                Things continued this way for some time. Over the years Baxter flats became an even more popular stop in the road with the ranchers, new homesteaders and travelers passing through as it was a good place to pick up limited goods and catch up on local news & gossip. Because of the Artesian well Art and Fanny Baxter had found on their settlement years earlier, Baxter Flats was referred to more and more over the years as Artesia. By the time the oil boom hit, Baxter Flats was only a memory, Artesia was now the accepted name of the town and would later be officially incorporated under that name on December 19th, 1947.

 Artesia dirt roads early 1940's

 In 1931 the oil boom hit, bringing oil men and their families from all over the world. Chevron had come to the nearby town of Rangely, Colorado and had drilled the Raven A-1, the first deep well in America that in 1933 produced 230 barrels per day, making it at that time, the most productive well of all time.

                With the population and traffic increasing daily, new services such as hotels, gas stations and cafes were desperately needed, so in 1933 Wiley’s resort opened in Artesia. Wiley’s resort was for many an oasis in a dry land, offering good music, cocktails and dancing. By 1937 it was a main destination for people traveling along the newly constructed Highway 40 and by 1943, the height of the oil boom, Wiley’s resort had a café, dance hall, hotels, apartments, grocery stores and a park! Artesia also had a post office, bus stop, and two other restaurant/ bars, (club 40 named for the new highway and Dicks Bar and Grill.) Artesia was truly the place to be for oil workers and their families, offering amenities, jobs, schools and a place to call home. Club 40 Artesia Colorado

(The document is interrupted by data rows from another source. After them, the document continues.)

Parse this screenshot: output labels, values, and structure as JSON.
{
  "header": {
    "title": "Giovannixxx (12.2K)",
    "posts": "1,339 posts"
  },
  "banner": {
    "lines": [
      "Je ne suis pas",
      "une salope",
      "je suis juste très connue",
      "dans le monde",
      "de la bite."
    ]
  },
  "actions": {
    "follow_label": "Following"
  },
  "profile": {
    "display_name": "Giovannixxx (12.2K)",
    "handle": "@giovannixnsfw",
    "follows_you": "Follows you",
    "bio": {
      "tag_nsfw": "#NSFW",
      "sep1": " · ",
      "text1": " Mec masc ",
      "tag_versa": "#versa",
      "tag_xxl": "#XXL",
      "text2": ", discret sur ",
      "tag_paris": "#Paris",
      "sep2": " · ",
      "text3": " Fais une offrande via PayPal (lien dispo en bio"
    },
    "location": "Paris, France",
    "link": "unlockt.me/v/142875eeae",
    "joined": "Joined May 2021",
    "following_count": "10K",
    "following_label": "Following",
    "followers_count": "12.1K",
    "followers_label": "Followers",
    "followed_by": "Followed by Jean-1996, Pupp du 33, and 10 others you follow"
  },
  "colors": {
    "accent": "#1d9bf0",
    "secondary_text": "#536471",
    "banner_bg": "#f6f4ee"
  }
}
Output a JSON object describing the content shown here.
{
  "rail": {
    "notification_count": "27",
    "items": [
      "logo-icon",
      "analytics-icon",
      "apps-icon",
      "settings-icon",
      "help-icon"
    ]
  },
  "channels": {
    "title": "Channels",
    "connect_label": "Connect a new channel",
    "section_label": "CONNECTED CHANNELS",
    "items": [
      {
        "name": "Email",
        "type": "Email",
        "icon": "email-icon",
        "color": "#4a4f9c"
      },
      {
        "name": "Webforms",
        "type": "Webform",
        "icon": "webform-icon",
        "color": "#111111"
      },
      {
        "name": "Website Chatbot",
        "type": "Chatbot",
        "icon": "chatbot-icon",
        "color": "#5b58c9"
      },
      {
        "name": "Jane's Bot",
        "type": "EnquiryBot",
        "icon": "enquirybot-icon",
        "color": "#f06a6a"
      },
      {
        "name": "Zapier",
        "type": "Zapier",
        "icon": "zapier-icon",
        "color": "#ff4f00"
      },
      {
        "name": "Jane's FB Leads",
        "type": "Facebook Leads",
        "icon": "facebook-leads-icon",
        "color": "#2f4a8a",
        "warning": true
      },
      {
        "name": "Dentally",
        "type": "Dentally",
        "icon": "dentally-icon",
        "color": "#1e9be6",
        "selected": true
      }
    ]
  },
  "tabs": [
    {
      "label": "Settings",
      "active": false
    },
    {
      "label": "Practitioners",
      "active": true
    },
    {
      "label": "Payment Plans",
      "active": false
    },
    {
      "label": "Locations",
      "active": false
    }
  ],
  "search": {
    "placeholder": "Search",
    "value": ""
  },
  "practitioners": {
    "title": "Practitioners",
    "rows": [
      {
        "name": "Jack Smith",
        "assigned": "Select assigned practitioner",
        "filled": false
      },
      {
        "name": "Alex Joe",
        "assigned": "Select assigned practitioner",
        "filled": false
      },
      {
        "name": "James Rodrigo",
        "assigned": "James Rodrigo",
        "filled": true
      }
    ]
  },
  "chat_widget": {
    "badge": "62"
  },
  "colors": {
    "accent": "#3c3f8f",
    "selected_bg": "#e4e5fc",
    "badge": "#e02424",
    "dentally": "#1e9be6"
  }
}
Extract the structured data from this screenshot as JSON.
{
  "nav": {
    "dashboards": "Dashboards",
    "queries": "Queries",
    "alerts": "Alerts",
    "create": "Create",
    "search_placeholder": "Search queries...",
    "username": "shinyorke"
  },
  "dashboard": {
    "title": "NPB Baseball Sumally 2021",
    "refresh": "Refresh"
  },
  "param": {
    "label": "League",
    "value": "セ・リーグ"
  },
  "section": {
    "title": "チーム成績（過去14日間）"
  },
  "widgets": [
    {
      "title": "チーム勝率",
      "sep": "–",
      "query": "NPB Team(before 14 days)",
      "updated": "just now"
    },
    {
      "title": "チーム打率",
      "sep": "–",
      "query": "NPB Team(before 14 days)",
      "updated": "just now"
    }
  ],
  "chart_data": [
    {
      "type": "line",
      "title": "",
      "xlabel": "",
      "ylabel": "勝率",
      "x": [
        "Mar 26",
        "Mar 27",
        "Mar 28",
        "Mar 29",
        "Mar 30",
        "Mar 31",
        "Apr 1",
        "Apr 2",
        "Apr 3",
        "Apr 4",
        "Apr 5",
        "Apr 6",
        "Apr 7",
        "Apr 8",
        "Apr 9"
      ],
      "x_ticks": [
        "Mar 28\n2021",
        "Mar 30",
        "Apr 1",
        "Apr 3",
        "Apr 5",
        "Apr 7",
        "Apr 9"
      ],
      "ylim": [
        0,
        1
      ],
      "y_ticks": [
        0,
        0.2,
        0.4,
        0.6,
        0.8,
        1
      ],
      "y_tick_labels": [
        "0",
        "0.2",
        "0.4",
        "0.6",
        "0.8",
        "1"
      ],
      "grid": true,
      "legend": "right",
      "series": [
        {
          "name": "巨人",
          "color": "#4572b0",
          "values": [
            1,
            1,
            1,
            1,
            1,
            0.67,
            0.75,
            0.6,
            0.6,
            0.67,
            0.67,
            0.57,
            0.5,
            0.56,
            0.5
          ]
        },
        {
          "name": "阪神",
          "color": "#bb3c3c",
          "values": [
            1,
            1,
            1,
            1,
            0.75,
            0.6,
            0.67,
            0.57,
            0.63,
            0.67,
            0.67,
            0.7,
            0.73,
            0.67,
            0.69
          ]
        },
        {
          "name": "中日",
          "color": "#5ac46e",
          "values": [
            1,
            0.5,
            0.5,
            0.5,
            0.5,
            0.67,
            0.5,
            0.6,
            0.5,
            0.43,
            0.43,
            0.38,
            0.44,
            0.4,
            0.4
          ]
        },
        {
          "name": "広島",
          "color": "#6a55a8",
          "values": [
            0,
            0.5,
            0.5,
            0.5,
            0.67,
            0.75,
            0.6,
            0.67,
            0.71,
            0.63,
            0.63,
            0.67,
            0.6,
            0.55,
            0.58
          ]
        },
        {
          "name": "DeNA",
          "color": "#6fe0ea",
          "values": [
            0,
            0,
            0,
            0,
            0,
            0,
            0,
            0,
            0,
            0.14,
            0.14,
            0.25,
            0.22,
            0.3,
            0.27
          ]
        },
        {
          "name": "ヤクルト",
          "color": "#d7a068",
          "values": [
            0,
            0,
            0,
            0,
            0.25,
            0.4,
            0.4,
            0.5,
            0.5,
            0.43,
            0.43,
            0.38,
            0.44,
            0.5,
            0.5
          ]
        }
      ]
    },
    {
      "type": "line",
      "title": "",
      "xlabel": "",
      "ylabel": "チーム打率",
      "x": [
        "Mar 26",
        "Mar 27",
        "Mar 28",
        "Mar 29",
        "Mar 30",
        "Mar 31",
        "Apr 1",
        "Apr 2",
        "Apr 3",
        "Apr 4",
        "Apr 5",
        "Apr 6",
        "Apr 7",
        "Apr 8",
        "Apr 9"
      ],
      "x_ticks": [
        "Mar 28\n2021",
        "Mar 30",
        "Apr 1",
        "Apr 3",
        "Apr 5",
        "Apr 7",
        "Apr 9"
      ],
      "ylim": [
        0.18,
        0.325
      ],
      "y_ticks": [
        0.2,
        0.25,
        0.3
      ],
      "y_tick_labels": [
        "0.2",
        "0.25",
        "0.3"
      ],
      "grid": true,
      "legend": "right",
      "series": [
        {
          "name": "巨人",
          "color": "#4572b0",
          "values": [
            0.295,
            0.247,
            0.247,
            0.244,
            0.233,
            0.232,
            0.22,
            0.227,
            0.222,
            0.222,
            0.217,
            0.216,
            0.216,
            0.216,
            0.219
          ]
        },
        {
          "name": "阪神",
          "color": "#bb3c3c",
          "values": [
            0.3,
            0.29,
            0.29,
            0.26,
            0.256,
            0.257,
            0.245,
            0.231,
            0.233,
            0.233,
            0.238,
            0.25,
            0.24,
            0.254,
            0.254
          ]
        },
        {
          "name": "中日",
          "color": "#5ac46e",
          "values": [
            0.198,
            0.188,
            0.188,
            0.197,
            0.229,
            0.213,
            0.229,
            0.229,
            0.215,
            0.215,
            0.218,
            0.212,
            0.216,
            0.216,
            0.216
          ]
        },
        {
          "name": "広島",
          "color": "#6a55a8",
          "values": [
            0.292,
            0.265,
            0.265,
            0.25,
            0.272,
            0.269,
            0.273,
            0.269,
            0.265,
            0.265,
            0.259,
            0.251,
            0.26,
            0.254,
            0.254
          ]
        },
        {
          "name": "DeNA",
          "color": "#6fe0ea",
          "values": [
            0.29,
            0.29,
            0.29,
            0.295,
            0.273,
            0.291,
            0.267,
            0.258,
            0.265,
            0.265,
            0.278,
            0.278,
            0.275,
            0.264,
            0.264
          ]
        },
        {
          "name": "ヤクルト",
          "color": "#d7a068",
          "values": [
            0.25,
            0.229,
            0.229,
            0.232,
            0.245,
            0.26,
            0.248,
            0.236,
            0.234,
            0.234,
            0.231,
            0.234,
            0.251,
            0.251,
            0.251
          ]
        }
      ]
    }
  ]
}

                                     In 1915 The Dinosaur National Monument was created by President Woodrow Wilson. It’s original boundary of an 80-acre tract, located in Jensen, Utah housed a newly exposed quarry of Dinosaur Bones. In 1938, because of the breathtaking, natural beauty of the canyons, the park was expanded to its current size of over 200,000 acres ,over half of which is located in Moffat County Colorado. Many people came to visit the park and it was a popular destination for Oil field workers and their families. In an effort to capitalize on the parks ever increasing popularity, Artesia was officially renamed Dinosaur in 1966.

Advertisement Dinosaur Gas station

 

 

 

 

Today, as you travel through Dinosaur National Monument and Moffat County, you will see plaques, buildings and reminders of the ranchers and homesteads from long ago that the park has preserved as part of  the local heritage. What replaces this bygone era and these trail blazing people are their families and friends who still live in and around Dinosaur, who truly know what an epic responsibility it is to make sure that this place, this way of life and the spirit of their ancestors never really die.